One is a written assessment, a newspaper article, which covered all major aspects of the chapter. The other
project: Mi Niñez (My Childhood) is an oral/written assessment for the following chapter. You can see the rubric
at the bottom, where students gain points not only for the oral and written part, but for presentation and creativity.
I have included a quiz, an exam, a project where the students create their own menus, and a simple assessment on their mood,
which can also let me know how I can teach on any given day. This shows that I am aware of the various and
continuous ways a student's progress can be assessed, so further instruction can be modified accordingly.
Click on an activity to see how I assessed my students throughout the term:
¡Mi Niñez! (Intermediate)
Quiz - Subjunctive (Advanced Honors)
Chaper 11 Exam (Novice)
Mi Menú (Novice)
¿Cómo te sientes hoy?
*Reflective Statement: I think as time goes on I will come up with more and more ways to assess my
students' abilities, find different ways of reflecting on them, and modify my instruction. I do however feel that I
am very thorough in my teaching, paying great attention to questions and answers in class, the results of tests, and
where improvement is needed. What seems to work extremely well for my students, and perhaps at times, for my own peace
of mind, is when a quiz or a test is taken, the students are given back the graded quiz or exam and are to find the correct

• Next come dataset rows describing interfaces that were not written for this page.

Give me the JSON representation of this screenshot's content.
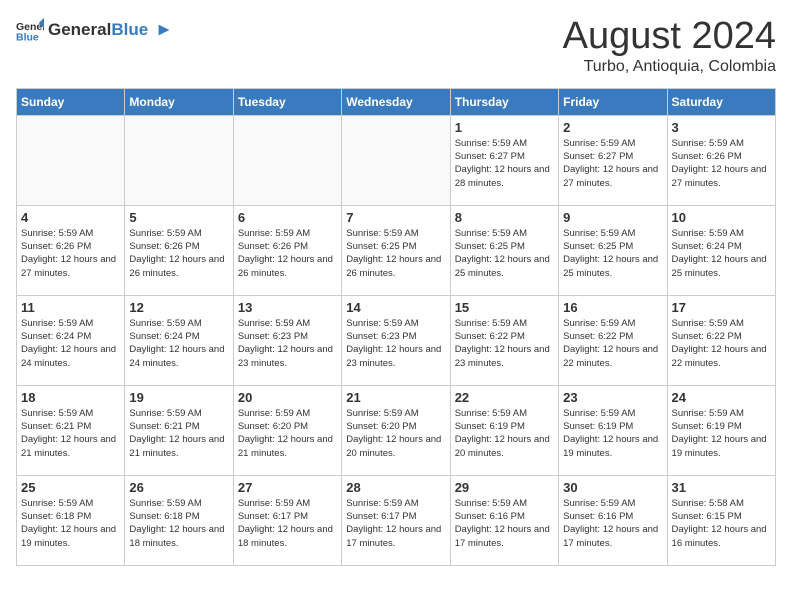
{
  "header": {
    "logo_general": "General",
    "logo_blue": "Blue",
    "month_year": "August 2024",
    "location": "Turbo, Antioquia, Colombia"
  },
  "days_of_week": [
    "Sunday",
    "Monday",
    "Tuesday",
    "Wednesday",
    "Thursday",
    "Friday",
    "Saturday"
  ],
  "weeks": [
    [
      {
        "day": "",
        "info": ""
      },
      {
        "day": "",
        "info": ""
      },
      {
        "day": "",
        "info": ""
      },
      {
        "day": "",
        "info": ""
      },
      {
        "day": "1",
        "info": "Sunrise: 5:59 AM\nSunset: 6:27 PM\nDaylight: 12 hours\nand 28 minutes."
      },
      {
        "day": "2",
        "info": "Sunrise: 5:59 AM\nSunset: 6:27 PM\nDaylight: 12 hours\nand 27 minutes."
      },
      {
        "day": "3",
        "info": "Sunrise: 5:59 AM\nSunset: 6:26 PM\nDaylight: 12 hours\nand 27 minutes."
      }
    ],
    [
      {
        "day": "4",
        "info": "Sunrise: 5:59 AM\nSunset: 6:26 PM\nDaylight: 12 hours\nand 27 minutes."
      },
      {
        "day": "5",
        "info": "Sunrise: 5:59 AM\nSunset: 6:26 PM\nDaylight: 12 hours\nand 26 minutes."
      },
      {
        "day": "6",
        "info": "Sunrise: 5:59 AM\nSunset: 6:26 PM\nDaylight: 12 hours\nand 26 minutes."
      },
      {
        "day": "7",
        "info": "Sunrise: 5:59 AM\nSunset: 6:25 PM\nDaylight: 12 hours\nand 26 minutes."
      },
      {
        "day": "8",
        "info": "Sunrise: 5:59 AM\nSunset: 6:25 PM\nDaylight: 12 hours\nand 25 minutes."
      },
      {
        "day": "9",
        "info": "Sunrise: 5:59 AM\nSunset: 6:25 PM\nDaylight: 12 hours\nand 25 minutes."
      },
      {
        "day": "10",
        "info": "Sunrise: 5:59 AM\nSunset: 6:24 PM\nDaylight: 12 hours\nand 25 minutes."
      }
    ],
    [
      {
        "day": "11",
        "info": "Sunrise: 5:59 AM\nSunset: 6:24 PM\nDaylight: 12 hours\nand 24 minutes."
      },
      {
        "day": "12",
        "info": "Sunrise: 5:59 AM\nSunset: 6:24 PM\nDaylight: 12 hours\nand 24 minutes."
      },
      {
        "day": "13",
        "info": "Sunrise: 5:59 AM\nSunset: 6:23 PM\nDaylight: 12 hours\nand 23 minutes."
      },
      {
        "day": "14",
        "info": "Sunrise: 5:59 AM\nSunset: 6:23 PM\nDaylight: 12 hours\nand 23 minutes."
      },
      {
        "day": "15",
        "info": "Sunrise: 5:59 AM\nSunset: 6:22 PM\nDaylight: 12 hours\nand 23 minutes."
      },
      {
        "day": "16",
        "info": "Sunrise: 5:59 AM\nSunset: 6:22 PM\nDaylight: 12 hours\nand 22 minutes."
      },
      {
        "day": "17",
        "info": "Sunrise: 5:59 AM\nSunset: 6:22 PM\nDaylight: 12 hours\nand 22 minutes."
      }
    ],
    [
      {
        "day": "18",
        "info": "Sunrise: 5:59 AM\nSunset: 6:21 PM\nDaylight: 12 hours\nand 21 minutes."
      },
      {
        "day": "19",
        "info": "Sunrise: 5:59 AM\nSunset: 6:21 PM\nDaylight: 12 hours\nand 21 minutes."
      },
      {
        "day": "20",
        "info": "Sunrise: 5:59 AM\nSunset: 6:20 PM\nDaylight: 12 hours\nand 21 minutes."
      },
      {
        "day": "21",
        "info": "Sunrise: 5:59 AM\nSunset: 6:20 PM\nDaylight: 12 hours\nand 20 minutes."
      },
      {
        "day": "22",
        "info": "Sunrise: 5:59 AM\nSunset: 6:19 PM\nDaylight: 12 hours\nand 20 minutes."
      },
      {
        "day": "23",
        "info": "Sunrise: 5:59 AM\nSunset: 6:19 PM\nDaylight: 12 hours\nand 19 minutes."
      },
      {
        "day": "24",
        "info": "Sunrise: 5:59 AM\nSunset: 6:19 PM\nDaylight: 12 hours\nand 19 minutes."
      }
    ],
    [
      {
        "day": "25",
        "info": "Sunrise: 5:59 AM\nSunset: 6:18 PM\nDaylight: 12 hours\nand 19 minutes."
      },
      {
        "day": "26",
        "info": "Sunrise: 5:59 AM\nSunset: 6:18 PM\nDaylight: 12 hours\nand 18 minutes."
      },
      {
        "day": "27",
        "info": "Sunrise: 5:59 AM\nSunset: 6:17 PM\nDaylight: 12 hours\nand 18 minutes."
      },
      {
        "day": "28",
        "info": "Sunrise: 5:59 AM\nSunset: 6:17 PM\nDaylight: 12 hours\nand 17 minutes."
      },
      {
        "day": "29",
        "info": "Sunrise: 5:59 AM\nSunset: 6:16 PM\nDaylight: 12 hours\nand 17 minutes."
      },
      {
        "day": "30",
        "info": "Sunrise: 5:59 AM\nSunset: 6:16 PM\nDaylight: 12 hours\nand 17 minutes."
      },
      {
        "day": "31",
        "info": "Sunrise: 5:58 AM\nSunset: 6:15 PM\nDaylight: 12 hours\nand 16 minutes."
      }
    ]
  ]
}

answers for every item marked wrong. When applicable, they must also tell me why they got it wrong, and what
is the reason or explanation for the correct answer. This gets the students putting some extra time into their
work, correcting their mistakes, and it also gives them a sense of accomplishment. I do not do this with every
test. I did it more often in the university classes I taught, than I do in the high school. I have learned
that students may not put in as much effort into studying for exams, if they think they can just take the quiz home
after they get their grade, fix their mistakes, and get a few extra points. I tell them it is a "random act of kindness",
in the sense of it happening at random and less often, so they do not always depend on that second chance.